LONDON — DirecTV would like to purchase more Spaceway-type satellites with sophisticated on-board processing but the technology remains too expensive to undertake a repeat order, a DirecTV official said. The official added that DirecTV is unlikely to conduct any more bulk purchases of satellites because it suspects quality drops off after the first one is built.
In Sept. 8 comments during the World Satellite Business Week conference in Paris organized by Euroconsult, Phil Goswitz, senior vice president at El Segundo, Calif.-based DirecTV, said that five years after the launch of the Spaceway 1 and Spaceway 2 Ka-band satellites, the company regrets that the price of the technology remains too high to order more of them.
Three Spaceway satellites were built by Boeing Satellite Systems International, also of El Segundo, and originally intended for a global broadband data network. Two were subsequently purchased by DirecTV and converted to television broadcast use.
DirecTV wrote down the value of the Spaceway satellites, but for Goswitz, the spacecraft set a performance standard that remains unmatched in their ability to change beams and coverage areas at the flick of a switch.
“The Spaceway satellites have a really fabulous antenna,” Goswitz said. “You send commands, and beams appear. If you want coverage of South America, or Puerto Rico, just send a command. That’s unbelievable. The problem is that this is not an affordable technology. If you can make it affordable, that’s fantastic.”
Goswitz conceded that DirecTV has not recently asked satellite builders to deliver cost estimates for digital signal processors that would include Spaceway-level beam switching, and that his information may be out of date.
But the two principal satellite broadband providers in the United States, Hughes Communications Inc. of Greenbelt, Md., and ViaSat Inc. of Carlsbad, Calif., agreed with Goswitz.
Paul Gaske, Hughes executive vice president and general manager for North America, and Mark Dankberg, chief executive of ViaSat, said Spaceway-type signal processing would mean reducing the throughput of their satellites, in addition to carrying a price penalty. Hughes operates the Spaceway 3 satellite, which was launched in 2007, but like ViaSat has decided on a design with little on-board processing for its next spacecraft.
Goswitz, whose company in the past has ordered several satellites at a time under a single contract, said DirecTV is unlikely to do so again.
Manufacturers, he said, tend to assign their best people to new satellite orders. After the first satellite is completed, the top people tend to other projects.
“If you buy two or three satellites, the ‘A’ team does the first one and then goes off to the next challenge. Then you get the ‘B’ team,” Goswitz said.
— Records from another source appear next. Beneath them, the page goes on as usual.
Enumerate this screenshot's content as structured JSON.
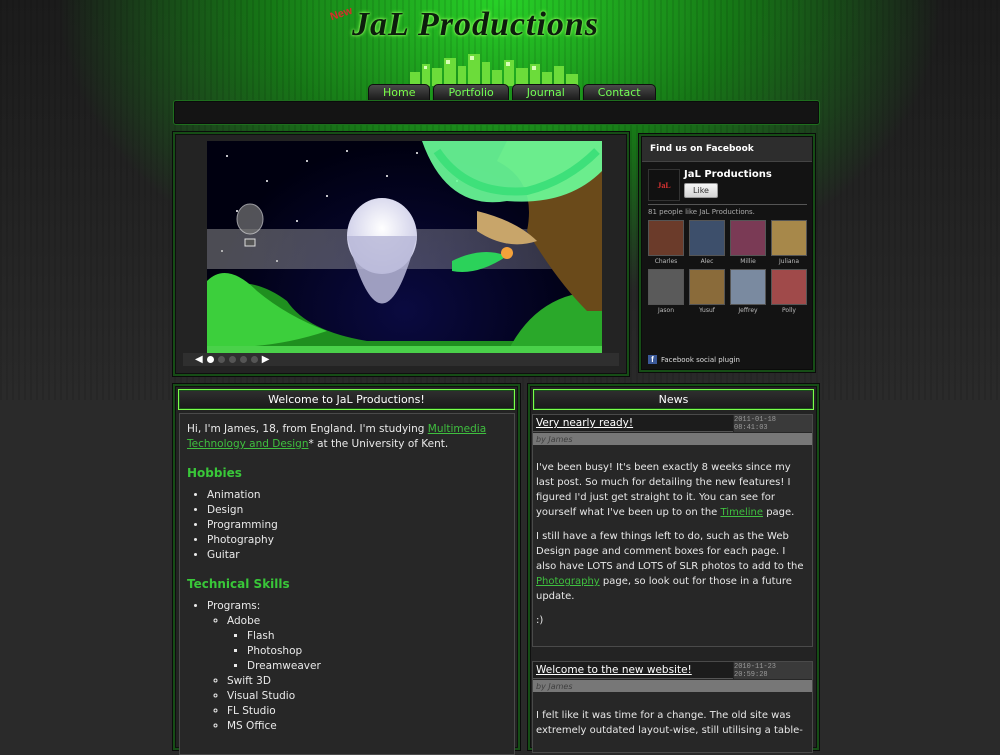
{
  "header": {
    "logo_new": "New",
    "logo_text": "JaL Productions"
  },
  "nav": {
    "tabs": [
      {
        "label": "Home"
      },
      {
        "label": "Portfolio"
      },
      {
        "label": "Journal"
      },
      {
        "label": "Contact"
      }
    ],
    "active": "Home"
  },
  "slider": {
    "prev_icon": "◀",
    "next_icon": "▶",
    "slides": 5,
    "current": 1
  },
  "facebook": {
    "header": "Find us on Facebook",
    "page_name": "JaL Productions",
    "page_logo_text": "JaL",
    "like_label": "Like",
    "count_text": "81 people like JaL Productions.",
    "fans": [
      {
        "name": "Charles",
        "color": "#6b3b2a"
      },
      {
        "name": "Alec",
        "color": "#3d4f6b"
      },
      {
        "name": "Millie",
        "color": "#7a3a55"
      },
      {
        "name": "Juliana",
        "color": "#a7884a"
      },
      {
        "name": "Jason",
        "color": "#5a5a5a"
      },
      {
        "name": "Yusuf",
        "color": "#8a6b3a"
      },
      {
        "name": "Jeffrey",
        "color": "#7a8aa0"
      },
      {
        "name": "Polly",
        "color": "#a04a4a"
      }
    ],
    "footer": "Facebook social plugin"
  },
  "welcome": {
    "title": "Welcome to JaL Productions!",
    "intro_before": "Hi, I'm James, 18, from England. I'm studying ",
    "intro_link": "Multimedia Technology and Design",
    "intro_after": "* at the University of Kent.",
    "hobbies_heading": "Hobbies",
    "hobbies": [
      "Animation",
      "Design",
      "Programming",
      "Photography",
      "Guitar"
    ],
    "skills_heading": "Technical Skills",
    "skills_programs_label": "Programs:",
    "adobe_label": "Adobe",
    "adobe_items": [
      "Flash",
      "Photoshop",
      "Dreamweaver"
    ],
    "other_programs": [
      "Swift 3D",
      "Visual Studio",
      "FL Studio",
      "MS Office"
    ]
  },
  "news": {
    "title": "News",
    "posts": [
      {
        "title": "Very nearly ready!",
        "date": "2011-01-18 08:41:03",
        "by": "by James",
        "p1_before": "I've been busy! It's been exactly 8 weeks since my last post. So much for detailing the new features! I figured I'd just get straight to it. You can see for yourself what I've been up to on the ",
        "p1_link": "Timeline",
        "p1_after": " page.",
        "p2_before": "I still have a few things left to do, such as the Web Design page and comment boxes for each page. I also have LOTS and LOTS of SLR photos to add to the ",
        "p2_link": "Photography",
        "p2_after": " page, so look out for those in a future update.",
        "p3": ":)"
      },
      {
        "title": "Welcome to the new website!",
        "date": "2010-11-23 20:59:28",
        "by": "by James",
        "p1": "I felt like it was time for a change. The old site was extremely outdated layout-wise, still utilising a table-"
      }
    ]
  },
  "colors": {
    "accent": "#7bff4a",
    "link": "#3fbf3f",
    "heading": "#39c739"
  }
}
Three major satellite manufacturers have received bulk orders from commercial satellite operators: Astrium Satellites of Europe, forof London and of Luxembourg; Boeing, for DirecTV, of Luxembourg and, more recently, Inmarsat; and Orbital Sciences of Dulles, Va., for SES. All three took issue with Goswitz’s assessment in Sept. 8 comments during the Paris conference.
Stephen T. O’Neill, president of Boeing’s satellite building division, said the point of a multi-satellite order is to reduce per-satellite costs by taking advantage of the fact that the non-recurring engineering charges are tackled in the first satellite.
O’Neill said some engineers’ specialty is non-recurring engineering, and that these people may indeed be reassigned after the first satellite. But it’s a misunderstanding of engineering talent to label replacements as lesser quality.
Astrium Satellites Chief Executive Evert Dudok made a similar point. “We are able to let the customer benefit from very large synergies in our bulk order with SES,” he said. “This leads to attractive prices. It’s not about ‘A’ and ‘B’ teams”
Orbital Chief Executive David W. Thompson said his company “can’t afford to have ‘A’ teams and ‘B’ teams on our floor. Our customers would not put up with that.”